RECORDS FOR THIS TASK
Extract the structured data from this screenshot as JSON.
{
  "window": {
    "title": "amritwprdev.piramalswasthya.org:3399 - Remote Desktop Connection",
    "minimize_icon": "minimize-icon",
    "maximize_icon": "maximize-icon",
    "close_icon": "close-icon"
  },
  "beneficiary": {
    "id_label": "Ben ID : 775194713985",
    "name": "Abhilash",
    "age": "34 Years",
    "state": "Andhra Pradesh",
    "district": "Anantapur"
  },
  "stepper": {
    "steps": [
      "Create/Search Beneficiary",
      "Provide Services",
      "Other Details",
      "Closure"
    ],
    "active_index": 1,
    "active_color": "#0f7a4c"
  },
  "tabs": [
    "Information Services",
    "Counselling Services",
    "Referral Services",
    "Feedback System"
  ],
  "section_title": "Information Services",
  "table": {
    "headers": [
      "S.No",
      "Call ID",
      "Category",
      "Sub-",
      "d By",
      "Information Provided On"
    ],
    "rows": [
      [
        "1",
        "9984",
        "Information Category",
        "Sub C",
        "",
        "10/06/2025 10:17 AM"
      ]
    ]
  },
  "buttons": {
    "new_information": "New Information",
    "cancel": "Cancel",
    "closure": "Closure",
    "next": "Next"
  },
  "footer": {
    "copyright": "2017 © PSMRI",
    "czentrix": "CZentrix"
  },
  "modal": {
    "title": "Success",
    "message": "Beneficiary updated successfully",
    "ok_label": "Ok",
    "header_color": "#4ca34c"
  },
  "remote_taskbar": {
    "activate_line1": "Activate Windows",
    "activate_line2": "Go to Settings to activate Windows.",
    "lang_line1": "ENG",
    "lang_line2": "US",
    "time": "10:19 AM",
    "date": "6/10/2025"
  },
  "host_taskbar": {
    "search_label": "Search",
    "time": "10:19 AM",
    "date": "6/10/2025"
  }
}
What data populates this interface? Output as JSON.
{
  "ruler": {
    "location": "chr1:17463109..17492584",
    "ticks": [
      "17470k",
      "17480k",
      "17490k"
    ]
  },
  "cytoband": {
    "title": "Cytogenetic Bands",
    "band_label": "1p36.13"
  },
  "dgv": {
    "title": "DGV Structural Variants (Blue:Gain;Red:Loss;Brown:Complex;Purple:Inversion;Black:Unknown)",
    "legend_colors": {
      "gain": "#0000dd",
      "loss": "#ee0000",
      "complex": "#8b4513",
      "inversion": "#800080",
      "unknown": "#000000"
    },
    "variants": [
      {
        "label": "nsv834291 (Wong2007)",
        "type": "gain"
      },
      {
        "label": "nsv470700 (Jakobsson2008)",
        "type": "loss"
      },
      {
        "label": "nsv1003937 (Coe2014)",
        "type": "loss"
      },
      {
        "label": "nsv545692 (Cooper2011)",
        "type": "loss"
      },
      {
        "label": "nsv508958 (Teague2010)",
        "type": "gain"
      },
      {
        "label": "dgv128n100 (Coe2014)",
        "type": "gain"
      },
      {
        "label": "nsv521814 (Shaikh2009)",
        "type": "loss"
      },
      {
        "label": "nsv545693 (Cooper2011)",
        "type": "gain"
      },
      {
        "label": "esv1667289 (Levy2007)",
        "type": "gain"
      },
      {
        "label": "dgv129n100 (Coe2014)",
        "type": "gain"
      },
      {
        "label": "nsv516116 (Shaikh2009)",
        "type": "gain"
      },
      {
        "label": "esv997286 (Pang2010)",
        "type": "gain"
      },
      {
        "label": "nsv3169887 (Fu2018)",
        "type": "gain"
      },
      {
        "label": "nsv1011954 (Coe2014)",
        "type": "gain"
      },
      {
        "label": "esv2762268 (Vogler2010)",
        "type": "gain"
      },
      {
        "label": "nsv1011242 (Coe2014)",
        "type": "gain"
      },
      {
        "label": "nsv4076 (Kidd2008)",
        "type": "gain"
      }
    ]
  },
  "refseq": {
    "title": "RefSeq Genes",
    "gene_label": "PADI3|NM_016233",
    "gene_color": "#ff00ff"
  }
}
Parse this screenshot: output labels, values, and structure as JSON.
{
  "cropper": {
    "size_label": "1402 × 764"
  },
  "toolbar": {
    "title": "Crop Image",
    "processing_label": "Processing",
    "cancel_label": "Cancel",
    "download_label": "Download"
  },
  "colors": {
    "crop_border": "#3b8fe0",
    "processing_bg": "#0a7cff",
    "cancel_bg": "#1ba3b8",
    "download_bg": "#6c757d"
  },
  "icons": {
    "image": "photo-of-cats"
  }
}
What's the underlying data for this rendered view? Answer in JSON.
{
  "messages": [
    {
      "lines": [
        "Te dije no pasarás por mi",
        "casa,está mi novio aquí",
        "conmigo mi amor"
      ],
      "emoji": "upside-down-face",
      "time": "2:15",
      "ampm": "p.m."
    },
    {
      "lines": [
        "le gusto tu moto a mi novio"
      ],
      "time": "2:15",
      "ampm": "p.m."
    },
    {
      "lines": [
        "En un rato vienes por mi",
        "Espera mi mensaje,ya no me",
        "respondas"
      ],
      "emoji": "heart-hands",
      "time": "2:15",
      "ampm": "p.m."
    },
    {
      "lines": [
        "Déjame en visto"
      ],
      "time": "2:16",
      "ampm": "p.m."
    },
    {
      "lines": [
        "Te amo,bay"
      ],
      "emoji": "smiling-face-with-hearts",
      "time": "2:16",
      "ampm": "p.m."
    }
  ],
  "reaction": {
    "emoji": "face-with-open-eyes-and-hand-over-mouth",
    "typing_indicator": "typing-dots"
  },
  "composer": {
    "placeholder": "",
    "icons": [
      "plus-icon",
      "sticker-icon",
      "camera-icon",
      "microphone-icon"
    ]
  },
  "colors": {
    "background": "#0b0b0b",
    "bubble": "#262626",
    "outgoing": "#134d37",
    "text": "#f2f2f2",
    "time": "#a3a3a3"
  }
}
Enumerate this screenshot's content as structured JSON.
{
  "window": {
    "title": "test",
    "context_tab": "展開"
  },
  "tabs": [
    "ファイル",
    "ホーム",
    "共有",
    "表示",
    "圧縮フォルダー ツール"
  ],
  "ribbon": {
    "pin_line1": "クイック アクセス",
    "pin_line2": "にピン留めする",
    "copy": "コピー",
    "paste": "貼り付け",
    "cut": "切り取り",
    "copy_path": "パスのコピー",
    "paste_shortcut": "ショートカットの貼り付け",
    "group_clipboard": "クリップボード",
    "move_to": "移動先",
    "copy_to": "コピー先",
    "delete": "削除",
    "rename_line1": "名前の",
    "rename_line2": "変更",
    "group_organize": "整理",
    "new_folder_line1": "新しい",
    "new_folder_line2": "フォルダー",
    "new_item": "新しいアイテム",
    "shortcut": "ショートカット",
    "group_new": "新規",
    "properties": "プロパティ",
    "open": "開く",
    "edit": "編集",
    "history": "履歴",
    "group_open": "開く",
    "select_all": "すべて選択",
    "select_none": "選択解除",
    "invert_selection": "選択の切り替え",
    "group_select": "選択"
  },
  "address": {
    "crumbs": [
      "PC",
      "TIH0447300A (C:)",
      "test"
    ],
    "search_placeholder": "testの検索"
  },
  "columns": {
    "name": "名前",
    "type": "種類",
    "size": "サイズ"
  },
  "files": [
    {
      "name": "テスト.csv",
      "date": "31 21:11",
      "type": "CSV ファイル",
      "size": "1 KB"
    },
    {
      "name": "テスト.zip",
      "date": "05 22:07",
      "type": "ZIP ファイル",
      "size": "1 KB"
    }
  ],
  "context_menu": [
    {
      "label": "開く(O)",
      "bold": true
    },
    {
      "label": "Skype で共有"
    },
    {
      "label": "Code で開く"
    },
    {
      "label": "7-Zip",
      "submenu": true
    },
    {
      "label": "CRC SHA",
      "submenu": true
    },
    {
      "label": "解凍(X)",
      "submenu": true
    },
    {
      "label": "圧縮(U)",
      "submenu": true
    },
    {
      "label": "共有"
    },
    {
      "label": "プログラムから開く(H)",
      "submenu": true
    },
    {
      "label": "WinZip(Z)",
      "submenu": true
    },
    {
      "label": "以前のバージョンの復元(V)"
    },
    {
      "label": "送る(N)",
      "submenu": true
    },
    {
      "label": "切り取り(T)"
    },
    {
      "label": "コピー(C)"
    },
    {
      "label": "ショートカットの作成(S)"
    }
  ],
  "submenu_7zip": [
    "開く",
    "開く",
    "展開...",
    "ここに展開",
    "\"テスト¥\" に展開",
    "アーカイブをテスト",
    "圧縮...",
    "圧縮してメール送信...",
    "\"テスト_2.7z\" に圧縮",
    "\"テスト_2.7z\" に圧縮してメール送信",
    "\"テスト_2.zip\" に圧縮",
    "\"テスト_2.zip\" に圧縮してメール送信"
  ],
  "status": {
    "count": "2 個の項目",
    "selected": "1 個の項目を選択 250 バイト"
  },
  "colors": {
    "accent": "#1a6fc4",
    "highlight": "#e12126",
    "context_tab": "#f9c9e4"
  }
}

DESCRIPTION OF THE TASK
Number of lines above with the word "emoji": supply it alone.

FINISHED TASK
4